*** DATASET EXTRACT ***

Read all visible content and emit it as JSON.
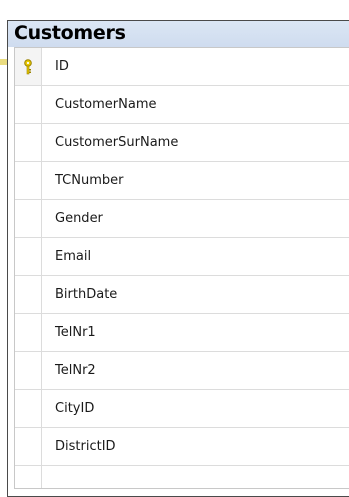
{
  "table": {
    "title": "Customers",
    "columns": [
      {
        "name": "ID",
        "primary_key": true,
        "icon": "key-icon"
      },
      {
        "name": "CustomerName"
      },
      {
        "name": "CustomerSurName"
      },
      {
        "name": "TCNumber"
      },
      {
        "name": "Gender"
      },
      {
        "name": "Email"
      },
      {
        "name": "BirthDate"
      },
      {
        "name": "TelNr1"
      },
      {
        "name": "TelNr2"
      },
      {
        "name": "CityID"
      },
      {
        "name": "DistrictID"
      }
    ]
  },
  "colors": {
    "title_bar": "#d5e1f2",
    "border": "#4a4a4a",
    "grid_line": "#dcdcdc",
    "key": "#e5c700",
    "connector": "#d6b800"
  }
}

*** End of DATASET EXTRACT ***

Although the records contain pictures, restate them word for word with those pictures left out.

Read all visible content and emit it as JSON.
{
  "table": {
    "title": "Customers",
    "columns": [
      {
        "name": "ID",
        "primary_key": true,
        "icon": "key-icon"
      },
      {
        "name": "CustomerName"
      },
      {
        "name": "CustomerSurName"
      },
      {
        "name": "TCNumber"
      },
      {
        "name": "Gender"
      },
      {
        "name": "Email"
      },
      {
        "name": "BirthDate"
      },
      {
        "name": "TelNr1"
      },
      {
        "name": "TelNr2"
      },
      {
        "name": "CityID"
      },
      {
        "name": "DistrictID"
      }
    ]
  },
  "colors": {
    "title_bar": "#d5e1f2",
    "border": "#4a4a4a",
    "grid_line": "#dcdcdc",
    "key": "#e5c700",
    "connector": "#d6b800"
  }
}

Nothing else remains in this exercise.